Reducing joint venture risk… International joint ventures remain one of the principal means for multinational companies to enter a foreign market. According to a recent PricewaterhouseCoopers survey of 1,409 global CEOs in 83 countries, 49% plan to enter into a new joint venture or strategic alliance in 2016.
Some of the advantages of entering a joint venture with an established local partner include gaining local knowledge, political connections, risk sharing, immediate access to a built-out infrastructure, market share, and brand recognition. Pooling the positive attributes of each party is expected to generate monetary gains for both parties for a long time. Read article.
The Internet of things… If you had an unlimited budget and little need for sleep, you could attend most (but not all) of the dozens of Internet of Things (IoT) events scheduled around the world in 2016. You’d not get much actual work done, but you’d hear a lot about what’s possible when everything gets “smart and connected” and the new business opportunities that IoT will enable.
Indeed, while IoT is presently a very immature set of technologies, much more is coming, no doubt about it. But before we get too enamored with this latest shiny object, let’s ask a few fundamental questions. Read article.

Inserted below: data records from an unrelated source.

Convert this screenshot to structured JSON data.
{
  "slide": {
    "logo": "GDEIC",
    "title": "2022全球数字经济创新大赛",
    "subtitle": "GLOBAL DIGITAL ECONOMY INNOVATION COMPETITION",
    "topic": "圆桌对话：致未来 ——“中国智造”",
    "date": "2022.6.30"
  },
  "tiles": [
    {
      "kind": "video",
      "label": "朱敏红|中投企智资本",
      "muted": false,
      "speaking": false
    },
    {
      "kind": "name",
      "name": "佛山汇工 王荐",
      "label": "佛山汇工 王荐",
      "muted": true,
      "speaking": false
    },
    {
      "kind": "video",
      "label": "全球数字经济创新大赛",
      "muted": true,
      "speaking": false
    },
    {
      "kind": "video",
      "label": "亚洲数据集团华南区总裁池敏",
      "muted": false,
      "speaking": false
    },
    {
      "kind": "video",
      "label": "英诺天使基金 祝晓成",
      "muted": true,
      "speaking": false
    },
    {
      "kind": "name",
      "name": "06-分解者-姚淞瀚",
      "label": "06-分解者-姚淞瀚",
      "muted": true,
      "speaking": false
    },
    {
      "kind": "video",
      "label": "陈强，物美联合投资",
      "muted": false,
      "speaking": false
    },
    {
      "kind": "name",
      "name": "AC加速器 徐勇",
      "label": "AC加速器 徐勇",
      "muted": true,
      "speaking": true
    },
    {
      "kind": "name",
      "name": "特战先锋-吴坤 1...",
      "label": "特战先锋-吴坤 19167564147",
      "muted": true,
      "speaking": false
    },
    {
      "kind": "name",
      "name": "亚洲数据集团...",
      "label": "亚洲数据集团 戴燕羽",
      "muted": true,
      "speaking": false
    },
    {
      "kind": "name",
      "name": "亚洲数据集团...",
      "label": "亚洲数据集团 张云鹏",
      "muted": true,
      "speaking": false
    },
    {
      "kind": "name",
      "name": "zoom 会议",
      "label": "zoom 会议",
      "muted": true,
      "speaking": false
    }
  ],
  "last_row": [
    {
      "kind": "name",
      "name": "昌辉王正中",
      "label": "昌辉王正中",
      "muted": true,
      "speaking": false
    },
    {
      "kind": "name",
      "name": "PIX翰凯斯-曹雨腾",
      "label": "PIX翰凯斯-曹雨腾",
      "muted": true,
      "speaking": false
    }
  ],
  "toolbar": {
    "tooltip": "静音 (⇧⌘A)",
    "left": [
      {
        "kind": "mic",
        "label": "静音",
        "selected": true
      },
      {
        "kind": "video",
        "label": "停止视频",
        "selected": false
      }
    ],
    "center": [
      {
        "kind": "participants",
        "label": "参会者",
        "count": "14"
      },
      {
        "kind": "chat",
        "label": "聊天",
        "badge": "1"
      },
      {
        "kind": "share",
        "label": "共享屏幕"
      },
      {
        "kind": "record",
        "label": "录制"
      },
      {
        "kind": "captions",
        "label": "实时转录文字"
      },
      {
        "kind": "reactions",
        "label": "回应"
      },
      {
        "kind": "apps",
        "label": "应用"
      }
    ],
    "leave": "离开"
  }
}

Regulators want to standardize risk assessment, rather than continue with the current hodgepodge of individual models.
Joint ventures with local partners overseas often don’t work out as planned. Here’s what you need to know to help such arrangements succeed.

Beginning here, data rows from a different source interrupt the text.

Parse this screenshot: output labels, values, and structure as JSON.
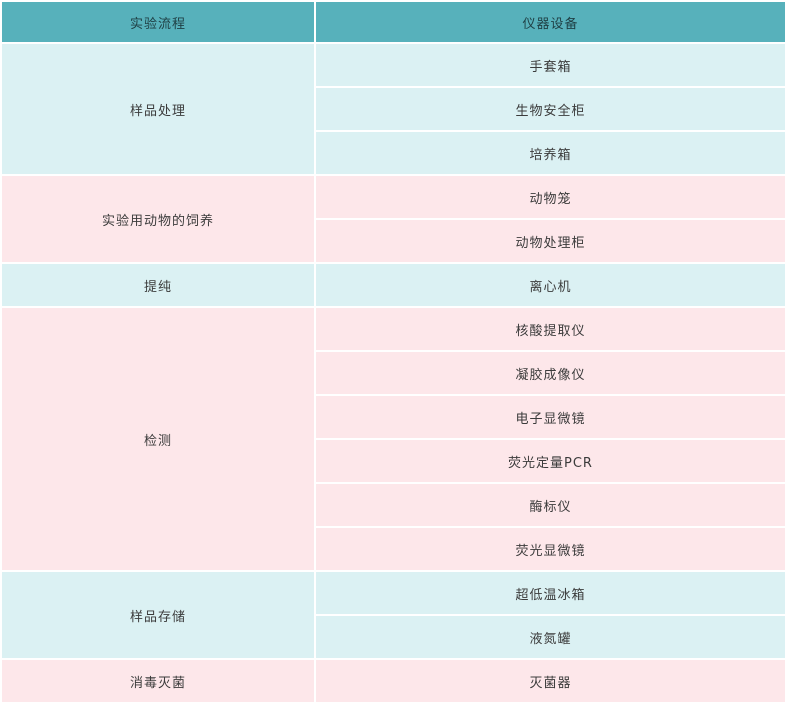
{
  "table": {
    "headers": [
      "实验流程",
      "仪器设备"
    ],
    "groups": [
      {
        "step": "样品处理",
        "equipment": [
          "手套箱",
          "生物安全柜",
          "培养箱"
        ]
      },
      {
        "step": "实验用动物的饲养",
        "equipment": [
          "动物笼",
          "动物处理柜"
        ]
      },
      {
        "step": "提纯",
        "equipment": [
          "离心机"
        ]
      },
      {
        "step": "检测",
        "equipment": [
          "核酸提取仪",
          "凝胶成像仪",
          "电子显微镜",
          "荧光定量PCR",
          "酶标仪",
          "荧光显微镜"
        ]
      },
      {
        "step": "样品存储",
        "equipment": [
          "超低温冰箱",
          "液氮罐"
        ]
      },
      {
        "step": "消毒灭菌",
        "equipment": [
          "灭菌器"
        ]
      }
    ]
  },
  "colors": {
    "header_bg": "#57b1bb",
    "row_teal": "#dbf1f3",
    "row_pink": "#fde7ea"
  }
}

Regardless of all the buzz around the Internet of Things, the promised connectivity won’t mean much until it works all the time.
China’s Anbang consortium raises its offer for the hotel chain to $14 billion.